– buy locally
– help out at a family owned olive farm
– provide lunch for local visitors
Waking up the city
It’s 6am in Paramaribo and it hasn’t really cooled off during the night, so you are happy to go to the beach today where the wind feels so nice. You are picked up by your guide outside of your hotel and while they navigate the morning traffic, they point out some known and lesser known sights of the city. Are they taking a detour? They just might, because your guide know exactly where to get the best local breakfast to start the day.
Enjoying breakfast in the car, you leave the city behind and drive to the countryside. All that city pressure is replaced by the lush green vegetation Suriname is known for and you get that road trip feeling. Along the way, you will hear about the region’s history and traditions. Since Suriname is a melting pot of many different cultures, there is much to tell and if you are a language lover, you will not have time enough to learn them all.

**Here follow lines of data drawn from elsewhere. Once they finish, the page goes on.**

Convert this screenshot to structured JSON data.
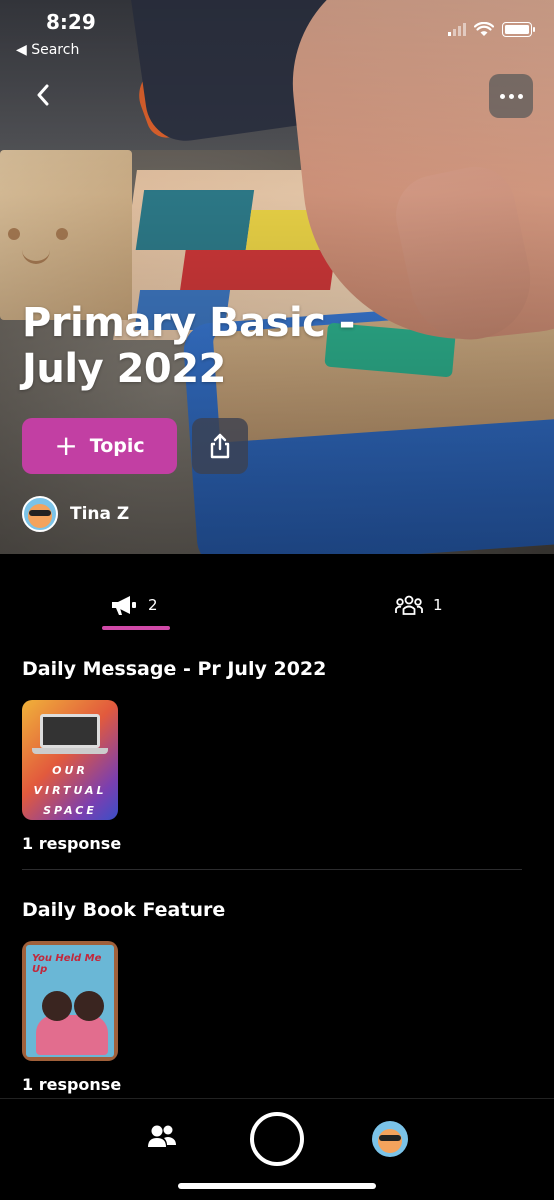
{
  "status_bar": {
    "time": "8:29",
    "back_app": "◀ Search"
  },
  "header": {
    "title": "Primary Basic - July 2022",
    "topic_button_label": "Topic",
    "owner_name": "Tina Z",
    "back_icon": "chevron-left-icon",
    "more_icon": "more-horizontal-icon",
    "share_icon": "share-icon"
  },
  "tabs": {
    "posts_count": "2",
    "members_count": "1"
  },
  "posts": [
    {
      "title": "Daily Message - Pr July 2022",
      "thumb_text": [
        "OUR",
        "VIRTUAL",
        "SPACE"
      ],
      "responses": "1 response"
    },
    {
      "title": "Daily Book Feature",
      "thumb_text": "You Held Me Up",
      "responses": "1 response"
    }
  ],
  "colors": {
    "accent": "#c23fa3",
    "tab_underline": "#d14aa8",
    "background": "#000000"
  }
}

Along the way, you may stop at some sights, such as historic plantations, churches or abandoned factories that have long been taken back by nature. Of course, whenever there is wildlife to be seen, your guide will spot them for you and park the car so you can take some pictures.
Your first stop of the day is close to the coast at a local fishermen’s village. You are greeted by one of the fishermen who tells you about their small business; how they make the nets and boats, what species of fish they catch and the history of the fishing village. Of course you will visit the smoke house and will get to taste some of the best smoked fish you will ever have. Visiting the local market you and your guide will pick up all that you need for your lunch later, which of course will include some fresh fish.

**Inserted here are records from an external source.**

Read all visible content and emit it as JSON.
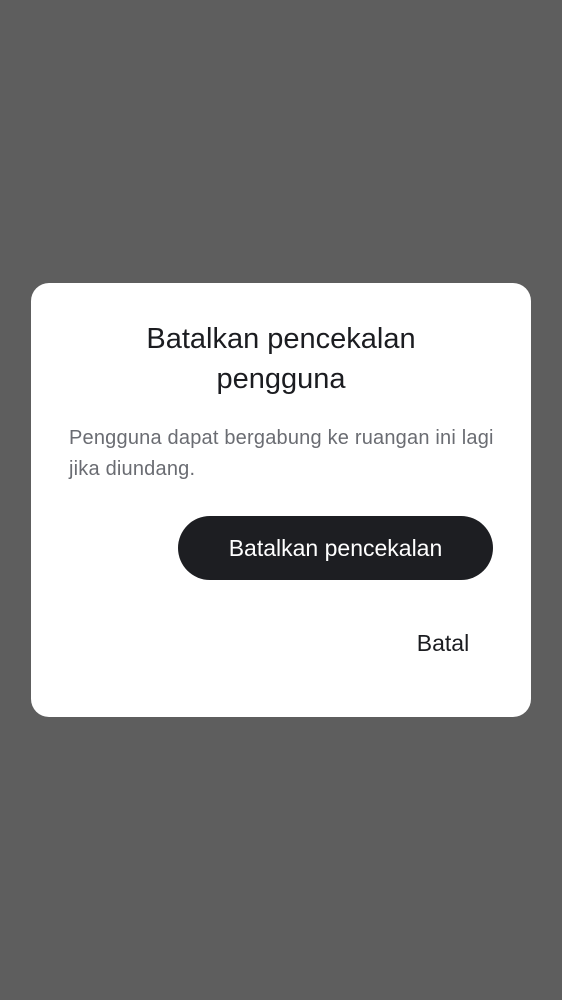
{
  "dialog": {
    "title": "Batalkan pencekalan pengguna",
    "message": "Pengguna dapat bergabung ke ruangan ini lagi jika diundang.",
    "confirm_label": "Batalkan pencekalan",
    "cancel_label": "Batal"
  },
  "colors": {
    "scrim": "#5e5e5e",
    "surface": "#ffffff",
    "primary": "#1d1e22",
    "on_primary": "#ffffff",
    "text_primary": "#1b1c20",
    "text_secondary": "#6a6c72"
  }
}
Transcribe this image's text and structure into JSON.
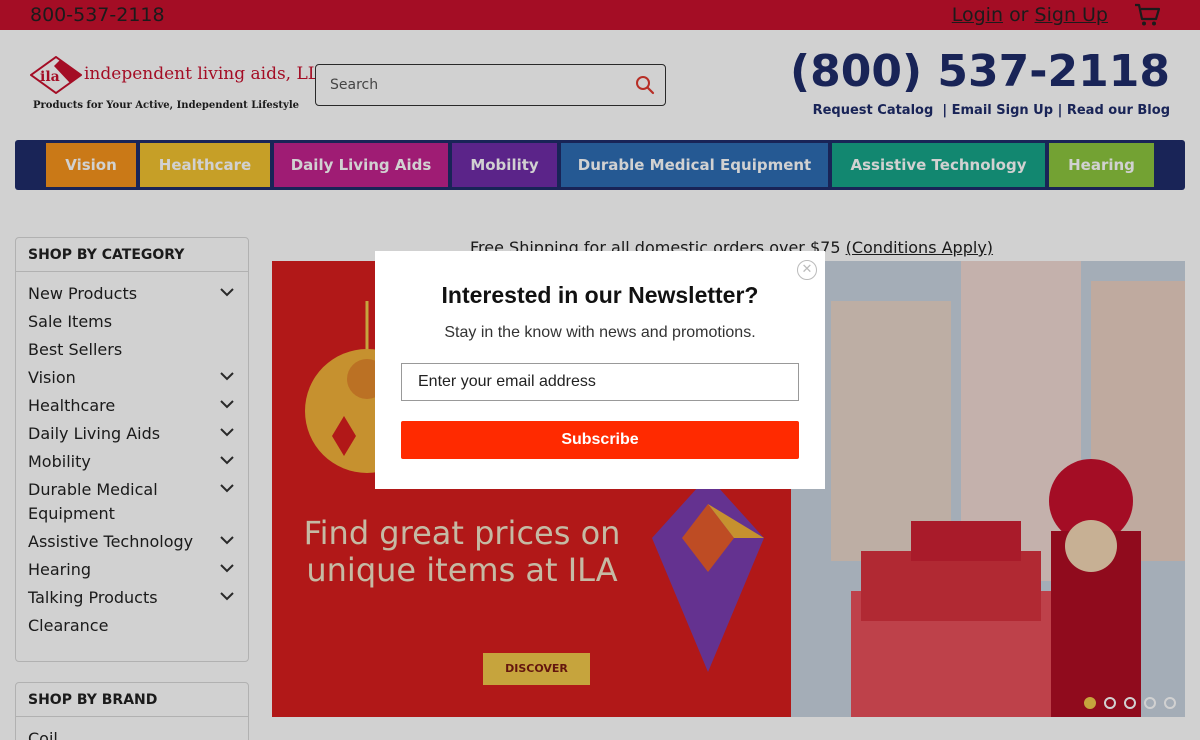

Nature in, garbage out
You then travel to the beach and meet up with a group of local volunteers. After the introductions, the project leader will tell you why they started doing these clean up days, how to do them properly and why protecting Suriname’s beaches is so important. You are handed your ‘protector of the beach’ gear and together with the rest of the group, you will clean the beach of any and all trash that you come across. During cleaning there is plenty of opportunity to get to know the local volunteers and learn about their everyday life’s in Suriname.
After working hard for a few hours and filling many trash bags, it is time for some good food, called njan in Surinamese. While the other volunteers keep on cleaning for a bit, you are greeted by a local cook who will teach you how to prepare a Surinamese fish lunch using the ingredients you have bought this morning. If possible, this will be a BBQ lunch. Your traditional lunch will be enjoyed with the whole group and for sure there will be lots of talk about all the different foods in the Surinamese cuisine. So get the best tips for where to eat during the rest of your stay during this lunch!
Keeping history alive
On our way back to the city, there is one more stop to make. Depending on the exact location of the beach cleaning, this will be a specific local heritage site such as a church or a plantation that is in need of restoration. The keeper shows you around and tell you all about its history. Grabbing some equipment, you set out to do so some light restoration work, for instance painting, tending to the gardens, helping to put up fences or signs…whatever is most needed at that time. Joined by your guide and some local villagers, the job that couldn’t be done without you, is now done with ease and in good company.
– buy locally
– help local volunteers to clean a beach
– help to restore a heritage site